New York City – Fans queue outside a sportswear store on Broadway. A handful stand in line just inside the store as well, all waiting anxiously for Usain Bolt to turn up – the Jamaican had arrived from India just hours earlier.
As the sun begins to fall, Bolt appears sporting black sunglasses and a black shirt that read ‘Forever Faster’.
He looked relaxed, smiling and waving to the screaming fans.
Despite the fame, fortune and accolades, the world’s fastest man remained the humble athlete I met six years ago.
After interacting with the fans, Bolt sat down for a chat with Al Jazeera where he talked about his career, world records, pressure to perform and what ails Manchester United…
How fast can Usain Bolt go in the 100m?
No one knows. The possibility of me going faster is there but it’s for me to stay injury-free. I think I’ve been injured every season since 2009. So it’s all about trying to focus on the little things and ensuring they don’t become big problems.
Can you break your 100m record?
I definitely think so. As I said, it’s about focusing on not getting injured. If I can get a perfect season where I’m working well, without any injuries, with no time off, I’ll definitely have the chance to break this world record.
What are your plans for the 200m record?
That’s my focus, that’s my personal focus.

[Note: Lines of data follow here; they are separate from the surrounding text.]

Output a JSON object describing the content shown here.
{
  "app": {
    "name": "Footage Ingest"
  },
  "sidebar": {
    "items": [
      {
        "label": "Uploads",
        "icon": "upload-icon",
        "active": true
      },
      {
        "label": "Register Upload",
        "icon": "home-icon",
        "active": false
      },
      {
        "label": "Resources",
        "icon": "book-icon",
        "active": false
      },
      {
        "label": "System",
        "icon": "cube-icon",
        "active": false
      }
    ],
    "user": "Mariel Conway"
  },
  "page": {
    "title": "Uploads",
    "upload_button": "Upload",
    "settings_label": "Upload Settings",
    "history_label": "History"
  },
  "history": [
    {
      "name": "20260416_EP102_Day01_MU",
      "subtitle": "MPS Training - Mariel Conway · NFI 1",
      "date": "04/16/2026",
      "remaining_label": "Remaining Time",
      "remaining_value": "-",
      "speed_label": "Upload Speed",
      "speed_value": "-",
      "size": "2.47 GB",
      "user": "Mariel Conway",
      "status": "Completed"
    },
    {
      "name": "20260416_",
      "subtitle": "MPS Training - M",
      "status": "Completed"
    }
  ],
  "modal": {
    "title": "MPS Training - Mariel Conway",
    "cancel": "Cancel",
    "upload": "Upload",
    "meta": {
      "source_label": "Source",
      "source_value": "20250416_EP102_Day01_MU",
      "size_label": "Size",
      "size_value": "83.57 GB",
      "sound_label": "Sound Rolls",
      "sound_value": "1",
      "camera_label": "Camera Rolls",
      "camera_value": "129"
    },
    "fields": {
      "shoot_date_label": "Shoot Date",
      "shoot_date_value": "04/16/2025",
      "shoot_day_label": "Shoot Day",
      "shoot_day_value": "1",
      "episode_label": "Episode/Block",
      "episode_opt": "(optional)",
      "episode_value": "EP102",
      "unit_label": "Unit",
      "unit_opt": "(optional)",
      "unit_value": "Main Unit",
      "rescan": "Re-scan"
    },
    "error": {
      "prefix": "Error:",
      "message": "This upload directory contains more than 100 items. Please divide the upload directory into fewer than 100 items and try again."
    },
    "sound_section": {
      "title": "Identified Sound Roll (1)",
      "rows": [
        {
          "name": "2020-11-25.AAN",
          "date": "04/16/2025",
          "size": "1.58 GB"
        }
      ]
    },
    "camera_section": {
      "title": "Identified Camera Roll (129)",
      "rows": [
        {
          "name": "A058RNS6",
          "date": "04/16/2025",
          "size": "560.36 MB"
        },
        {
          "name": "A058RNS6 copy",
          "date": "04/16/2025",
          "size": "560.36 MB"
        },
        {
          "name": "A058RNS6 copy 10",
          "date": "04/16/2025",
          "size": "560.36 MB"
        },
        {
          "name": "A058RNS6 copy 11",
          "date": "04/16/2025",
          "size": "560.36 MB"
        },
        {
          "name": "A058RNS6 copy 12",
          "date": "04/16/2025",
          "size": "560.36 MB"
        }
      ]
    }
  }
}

I think everybody wants to see the 100m go but the 200m is for me. One of my biggest goals is to try to run sub-19. Like a good sub-19, pushing the barrier a little bit will be great for me.
How high is the pressure to always perform?
I don’t look at it as pressure. There’s is no pressure because I always want to do well. I always like to dominate. I want to always show the world that I’m the best. For me, it’s a lifestyle because it is what I want. So there is no pressure.
How has being an Olympic and world champion changed you as a person?
It never changes me. I have always wanted to be an Olympic and world champion but I’m just a normal person. My parents have always said no matter how hard you work or how great you are, you should always remain the same. So I am still the same person who was humble before the fame.
You had a hamstring injury last year and another injury this year. Is age catching up with you?
I don’t think so. I started off with the first problem, which was my foot. I had a small problem with it and had surgery. After I recovered from that, I had a hamstring injury because I was pushing myself too hard in order to get back into shape.
There isn’t any competition for you these days but who realistically can get to your level?
[Laughs] You never know. It’s really all about the work ethics and focus that a lot of athletes put into it, because there are a lot of great athletes out there. Sometimes they lack the focus or aren’t as confident. They might say listen, I’m never going to get this far. I never look at myself like that, because when I started out I never knew I was going to be the world’s fastest man.
After that first moment, I had the confidence in myself that I could do great things. I think there could be great athletes out there and it’s just all about their confidence.
I really don’t know who I can say can break my world record.
Who is your biggest rival and one person you think can break your records?
I don’t know. I don’t know if anyone can break my world record. I really don’t know who I can say can break my world record.
My greatest rival right now I would say is my teammate Yohan Blake because I see him train and I see his potential. If he can also stay injury free, he’s going to be great. It was great competing with him and I’m looking forward to his future.
How has the drug scandal hurt Jamaican athletes while you try to show the world the talent that your country can produce?
I think it hurt the sport itself. But when it comes to Jamaican athletes, there weren’t any serious things. There were mistakes but there weren’t any serious drugs. It is still bad: the drug scandal. But it was a good thing it wasn’t like they were deliberately going out of their way to take drugs. It’s a bad thing for the sport, but not so stressful.
You’re a Manchester United Fan. Can Falcao take this club back to its glory days?
He’s a great striker. I met him in Germany a month ago. I was talking to him and encouraged him to keep doing what he is doing that he is a great striker. He is certainly going to change the Premier League. He will definitely step it up for us this season.
What can Luis Van Gaal do to bring Manchester United back?
Van Gaal is trying to implement his system, it’s up to the players if they can learn his system, they will do well. If a new coach comes in, it’s always an issue of can the players deal with the system. It’s all up to the players.